It's good to meet and interact with other people who talk aloud to themselves and their characters; who think it's entirely reasonable to wonder what would happen to a corpse dumped in a kudzu patch; and who wouldn't hesitate to ask a resort owner if you need to fictionalize the names of his campground and cabins when you send your characters to his place for the weekend. ;-)

K.M. Weiland

Anything in the name of art! When you get in the habit of hanging with a writing crowd, you have to start to wonder if maybe it's the rest of the world that's lost its marbles.

Jeanne Damoff

I don't dare invite my characters into the grocery store aisle. My various selves get into embarrassing enough arguments on our own. (I wish I were kidding.)

This is great, K.M. Thanks! :)

Nadine Liamson

I'm there with all of you. I can use words like tilde, transom, houppelande, orrery, tapster (just learned that one; it pays to read Shakespeare),incarnadine and ormolu correctly in a sentence (though, perhaps not all in the same one). I'm also a terrible braggart. And you're right; we're neve really "normal" (Maybe some of us can get together and design that T-shirt.)

K.M. Weiland

@Jeanne: According to E.L. Doctorow, "Writing is a social acceptable form of schizophrenia." ;)

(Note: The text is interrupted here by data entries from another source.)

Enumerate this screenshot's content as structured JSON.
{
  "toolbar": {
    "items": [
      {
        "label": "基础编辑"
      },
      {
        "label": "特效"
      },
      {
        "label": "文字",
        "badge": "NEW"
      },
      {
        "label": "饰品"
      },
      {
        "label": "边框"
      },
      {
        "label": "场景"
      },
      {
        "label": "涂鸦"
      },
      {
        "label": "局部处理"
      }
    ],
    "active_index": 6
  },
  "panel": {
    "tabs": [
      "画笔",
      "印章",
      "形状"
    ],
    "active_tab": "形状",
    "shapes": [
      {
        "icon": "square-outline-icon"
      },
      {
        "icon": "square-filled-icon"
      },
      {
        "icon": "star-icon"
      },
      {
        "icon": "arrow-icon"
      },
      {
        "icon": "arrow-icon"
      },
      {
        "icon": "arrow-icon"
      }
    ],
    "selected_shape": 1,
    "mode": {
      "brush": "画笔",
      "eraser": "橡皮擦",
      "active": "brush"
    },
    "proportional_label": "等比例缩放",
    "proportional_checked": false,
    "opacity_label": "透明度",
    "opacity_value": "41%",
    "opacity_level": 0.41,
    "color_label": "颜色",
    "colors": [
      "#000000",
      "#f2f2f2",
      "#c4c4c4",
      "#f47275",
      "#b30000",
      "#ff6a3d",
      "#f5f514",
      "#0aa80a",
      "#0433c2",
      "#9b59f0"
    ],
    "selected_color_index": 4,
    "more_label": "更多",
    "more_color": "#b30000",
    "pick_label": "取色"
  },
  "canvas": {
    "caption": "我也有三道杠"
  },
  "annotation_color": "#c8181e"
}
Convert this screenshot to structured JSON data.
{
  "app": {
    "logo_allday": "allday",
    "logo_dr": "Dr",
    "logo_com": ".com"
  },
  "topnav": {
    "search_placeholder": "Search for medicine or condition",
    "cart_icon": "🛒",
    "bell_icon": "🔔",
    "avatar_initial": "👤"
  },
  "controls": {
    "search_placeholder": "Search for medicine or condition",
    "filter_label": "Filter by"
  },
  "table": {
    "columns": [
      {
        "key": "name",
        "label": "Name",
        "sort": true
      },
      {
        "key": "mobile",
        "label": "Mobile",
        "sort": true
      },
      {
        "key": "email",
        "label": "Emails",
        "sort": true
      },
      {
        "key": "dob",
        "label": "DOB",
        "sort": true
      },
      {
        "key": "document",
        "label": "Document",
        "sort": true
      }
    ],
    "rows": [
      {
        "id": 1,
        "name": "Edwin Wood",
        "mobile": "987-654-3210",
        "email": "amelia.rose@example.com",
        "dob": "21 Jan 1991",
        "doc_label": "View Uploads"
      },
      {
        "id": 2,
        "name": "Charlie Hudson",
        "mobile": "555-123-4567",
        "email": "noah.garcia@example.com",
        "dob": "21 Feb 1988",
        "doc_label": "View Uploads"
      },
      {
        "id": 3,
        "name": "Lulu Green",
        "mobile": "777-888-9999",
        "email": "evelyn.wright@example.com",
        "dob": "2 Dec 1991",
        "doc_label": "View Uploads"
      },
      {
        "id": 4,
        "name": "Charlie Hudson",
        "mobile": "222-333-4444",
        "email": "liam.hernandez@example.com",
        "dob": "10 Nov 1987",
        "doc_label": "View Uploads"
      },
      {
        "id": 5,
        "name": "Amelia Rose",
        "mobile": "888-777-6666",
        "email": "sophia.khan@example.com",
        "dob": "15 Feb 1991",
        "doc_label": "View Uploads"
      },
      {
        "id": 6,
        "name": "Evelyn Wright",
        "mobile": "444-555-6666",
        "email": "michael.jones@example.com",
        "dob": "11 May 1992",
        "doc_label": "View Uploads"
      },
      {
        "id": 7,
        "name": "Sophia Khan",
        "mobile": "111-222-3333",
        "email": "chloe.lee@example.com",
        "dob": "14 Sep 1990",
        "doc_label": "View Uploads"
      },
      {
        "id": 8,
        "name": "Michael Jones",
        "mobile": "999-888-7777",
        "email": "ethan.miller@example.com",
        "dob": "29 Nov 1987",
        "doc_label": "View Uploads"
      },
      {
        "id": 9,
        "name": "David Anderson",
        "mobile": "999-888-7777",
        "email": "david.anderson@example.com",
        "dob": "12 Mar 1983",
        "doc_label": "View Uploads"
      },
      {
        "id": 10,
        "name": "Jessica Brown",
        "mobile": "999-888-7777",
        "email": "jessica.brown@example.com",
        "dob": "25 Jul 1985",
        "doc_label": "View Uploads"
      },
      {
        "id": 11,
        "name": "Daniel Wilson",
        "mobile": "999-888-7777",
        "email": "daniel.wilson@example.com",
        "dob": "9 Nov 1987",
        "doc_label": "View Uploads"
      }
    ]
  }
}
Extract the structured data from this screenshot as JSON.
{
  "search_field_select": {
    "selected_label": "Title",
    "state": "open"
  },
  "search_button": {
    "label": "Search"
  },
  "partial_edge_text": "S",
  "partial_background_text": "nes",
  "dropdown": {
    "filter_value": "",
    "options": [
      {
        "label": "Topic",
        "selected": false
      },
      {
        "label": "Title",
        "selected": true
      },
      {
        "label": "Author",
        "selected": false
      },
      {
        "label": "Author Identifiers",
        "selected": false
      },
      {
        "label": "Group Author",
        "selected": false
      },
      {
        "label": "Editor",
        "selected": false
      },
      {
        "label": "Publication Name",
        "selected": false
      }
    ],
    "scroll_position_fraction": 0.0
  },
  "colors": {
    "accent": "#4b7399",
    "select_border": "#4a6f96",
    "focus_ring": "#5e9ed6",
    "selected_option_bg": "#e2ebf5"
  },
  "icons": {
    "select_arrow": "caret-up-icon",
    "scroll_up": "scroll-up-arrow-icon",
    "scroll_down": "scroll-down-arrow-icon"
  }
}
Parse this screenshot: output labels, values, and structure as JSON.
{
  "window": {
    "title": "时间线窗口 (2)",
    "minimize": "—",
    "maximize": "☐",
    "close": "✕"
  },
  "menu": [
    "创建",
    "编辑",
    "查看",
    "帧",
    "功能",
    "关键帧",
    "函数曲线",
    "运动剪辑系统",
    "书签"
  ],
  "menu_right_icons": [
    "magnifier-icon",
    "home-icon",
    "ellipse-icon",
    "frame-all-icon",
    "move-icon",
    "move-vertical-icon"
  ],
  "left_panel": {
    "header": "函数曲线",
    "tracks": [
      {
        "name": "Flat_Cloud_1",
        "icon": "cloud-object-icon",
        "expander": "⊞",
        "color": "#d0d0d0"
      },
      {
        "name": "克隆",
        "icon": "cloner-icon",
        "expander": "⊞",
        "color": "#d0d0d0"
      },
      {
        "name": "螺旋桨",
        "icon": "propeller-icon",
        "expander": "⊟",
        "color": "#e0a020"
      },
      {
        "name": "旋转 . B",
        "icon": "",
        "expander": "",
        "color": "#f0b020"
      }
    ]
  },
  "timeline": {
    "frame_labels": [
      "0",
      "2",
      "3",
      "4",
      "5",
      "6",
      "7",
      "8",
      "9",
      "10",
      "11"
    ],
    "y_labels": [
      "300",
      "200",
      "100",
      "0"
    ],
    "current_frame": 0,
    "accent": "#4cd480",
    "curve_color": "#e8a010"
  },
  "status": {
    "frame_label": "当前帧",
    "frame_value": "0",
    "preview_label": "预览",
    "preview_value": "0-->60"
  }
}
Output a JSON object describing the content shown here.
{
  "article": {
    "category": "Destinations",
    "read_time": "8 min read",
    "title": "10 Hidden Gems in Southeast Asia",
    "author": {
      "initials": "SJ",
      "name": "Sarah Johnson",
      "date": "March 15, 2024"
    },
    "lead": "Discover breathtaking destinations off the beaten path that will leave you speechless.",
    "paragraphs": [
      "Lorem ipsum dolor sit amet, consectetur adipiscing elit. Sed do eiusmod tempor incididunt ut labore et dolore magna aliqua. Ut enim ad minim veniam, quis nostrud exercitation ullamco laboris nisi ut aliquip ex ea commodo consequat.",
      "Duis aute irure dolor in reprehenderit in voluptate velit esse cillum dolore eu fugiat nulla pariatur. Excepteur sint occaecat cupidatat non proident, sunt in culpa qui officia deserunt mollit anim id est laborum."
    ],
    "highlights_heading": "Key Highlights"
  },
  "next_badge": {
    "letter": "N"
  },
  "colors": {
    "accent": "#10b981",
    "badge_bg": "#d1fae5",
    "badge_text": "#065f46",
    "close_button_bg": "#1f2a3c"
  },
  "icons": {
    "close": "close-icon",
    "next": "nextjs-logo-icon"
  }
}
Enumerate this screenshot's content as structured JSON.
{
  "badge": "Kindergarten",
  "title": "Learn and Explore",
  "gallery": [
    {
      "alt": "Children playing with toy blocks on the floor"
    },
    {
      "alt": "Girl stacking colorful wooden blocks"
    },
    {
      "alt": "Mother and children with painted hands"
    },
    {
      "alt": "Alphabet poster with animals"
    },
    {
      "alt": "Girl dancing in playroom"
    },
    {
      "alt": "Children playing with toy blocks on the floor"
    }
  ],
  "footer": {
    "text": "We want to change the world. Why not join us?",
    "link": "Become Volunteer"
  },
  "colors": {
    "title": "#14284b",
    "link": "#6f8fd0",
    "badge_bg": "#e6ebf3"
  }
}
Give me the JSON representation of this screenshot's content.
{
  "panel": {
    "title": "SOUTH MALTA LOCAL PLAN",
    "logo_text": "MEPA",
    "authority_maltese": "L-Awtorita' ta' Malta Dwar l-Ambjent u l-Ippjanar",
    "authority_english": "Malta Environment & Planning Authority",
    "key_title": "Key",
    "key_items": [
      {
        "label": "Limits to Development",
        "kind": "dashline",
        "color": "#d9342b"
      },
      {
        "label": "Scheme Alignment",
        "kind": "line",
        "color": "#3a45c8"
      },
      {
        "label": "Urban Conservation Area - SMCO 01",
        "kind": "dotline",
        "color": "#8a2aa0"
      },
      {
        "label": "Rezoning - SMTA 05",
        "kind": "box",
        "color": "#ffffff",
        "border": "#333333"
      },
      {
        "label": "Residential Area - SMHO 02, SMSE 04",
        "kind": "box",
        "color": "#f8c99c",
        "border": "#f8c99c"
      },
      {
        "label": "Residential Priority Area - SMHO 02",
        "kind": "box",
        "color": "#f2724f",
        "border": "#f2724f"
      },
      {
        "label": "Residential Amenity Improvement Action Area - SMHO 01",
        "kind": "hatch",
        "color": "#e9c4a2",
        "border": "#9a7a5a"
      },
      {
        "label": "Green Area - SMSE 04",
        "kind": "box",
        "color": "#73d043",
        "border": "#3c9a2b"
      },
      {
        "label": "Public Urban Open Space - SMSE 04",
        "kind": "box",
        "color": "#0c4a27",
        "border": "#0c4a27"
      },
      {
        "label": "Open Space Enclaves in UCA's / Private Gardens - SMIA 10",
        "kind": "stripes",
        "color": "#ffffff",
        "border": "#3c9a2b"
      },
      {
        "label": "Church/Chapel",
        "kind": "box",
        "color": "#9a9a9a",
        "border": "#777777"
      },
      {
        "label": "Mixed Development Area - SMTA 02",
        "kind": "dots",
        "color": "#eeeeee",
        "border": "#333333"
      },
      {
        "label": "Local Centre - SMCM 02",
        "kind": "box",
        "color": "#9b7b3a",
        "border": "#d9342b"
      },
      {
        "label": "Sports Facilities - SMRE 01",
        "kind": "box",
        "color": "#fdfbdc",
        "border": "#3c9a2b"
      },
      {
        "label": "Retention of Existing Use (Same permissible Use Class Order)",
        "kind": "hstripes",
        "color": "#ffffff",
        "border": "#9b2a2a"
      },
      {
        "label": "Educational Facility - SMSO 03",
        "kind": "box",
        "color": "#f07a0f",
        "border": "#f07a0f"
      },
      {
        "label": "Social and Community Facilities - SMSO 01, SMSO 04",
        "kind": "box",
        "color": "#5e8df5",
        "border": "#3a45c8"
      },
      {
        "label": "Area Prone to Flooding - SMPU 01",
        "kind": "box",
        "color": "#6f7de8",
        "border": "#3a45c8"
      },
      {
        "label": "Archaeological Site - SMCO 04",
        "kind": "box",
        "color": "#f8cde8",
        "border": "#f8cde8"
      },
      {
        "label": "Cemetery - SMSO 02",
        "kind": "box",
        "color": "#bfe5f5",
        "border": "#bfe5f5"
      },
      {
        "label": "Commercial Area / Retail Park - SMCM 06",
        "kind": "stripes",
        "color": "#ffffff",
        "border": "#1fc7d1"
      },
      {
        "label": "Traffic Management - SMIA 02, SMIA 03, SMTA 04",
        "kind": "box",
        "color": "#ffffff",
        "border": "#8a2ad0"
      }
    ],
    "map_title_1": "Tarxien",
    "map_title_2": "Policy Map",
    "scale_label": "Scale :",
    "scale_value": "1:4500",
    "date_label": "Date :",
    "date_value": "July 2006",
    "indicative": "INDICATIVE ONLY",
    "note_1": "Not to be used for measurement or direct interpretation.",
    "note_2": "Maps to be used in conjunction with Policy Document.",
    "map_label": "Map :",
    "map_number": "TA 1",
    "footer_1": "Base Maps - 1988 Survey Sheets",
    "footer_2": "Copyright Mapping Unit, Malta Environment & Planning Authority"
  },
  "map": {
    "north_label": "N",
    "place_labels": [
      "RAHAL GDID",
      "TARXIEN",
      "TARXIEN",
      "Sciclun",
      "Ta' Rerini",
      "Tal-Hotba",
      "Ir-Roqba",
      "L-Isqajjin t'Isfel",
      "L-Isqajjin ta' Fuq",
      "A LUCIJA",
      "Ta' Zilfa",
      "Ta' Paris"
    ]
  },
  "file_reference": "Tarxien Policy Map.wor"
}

@Nadine: Shakespeare's the best. His knack for turning a phrase remains unparalleled.

kat magendie

*Smiling!* Love this post.

One of the embarrassing parts of what you talked about, for me, is the daydreaming -- I will be staring off into space - deep dark space - sucked up in a black hole - and whomever is around me thinks I'm weird I suppose *laugh* But, those who know me know to just shrug it off and say, "Aw, that's just Kat off in la la land"

alisa hope

Love it! I was always a weird, introverted girl. I tried to normalize myself as I became an adult, but now it seems God would have me weird again. Good thing -- being normal is exhausting ;-)

Tracey Michae'l Lewis-Giggetts

Great blog. I actually wonder if anyone who is fully functioning in their God-given gifts can be considered normal. When I think of engineers who love their work or doctors who REALLY love medicine or teachers who can't get enough of the classroom...there always seems to be something "off" about them. :)

I feel bad saying this but it's somewhat comforting to know that those who consider themselves "normal" are usually people who lack purpose and passion; whose gifts lie dormant or ignored.

K.M. Weiland

@kat: Yeah, we're weird. But weird in a good way, I always say!

@Alisa: I read a saying last week that resonated: "I tried to be normal for a while - but then it got boring, so I went back to being me."

@Tracey: You have a point. Passion always brings people to life, no matter their field. And I'm sure doctors and engineers have just as many little quirks as writers!

The comments to this entry are closed.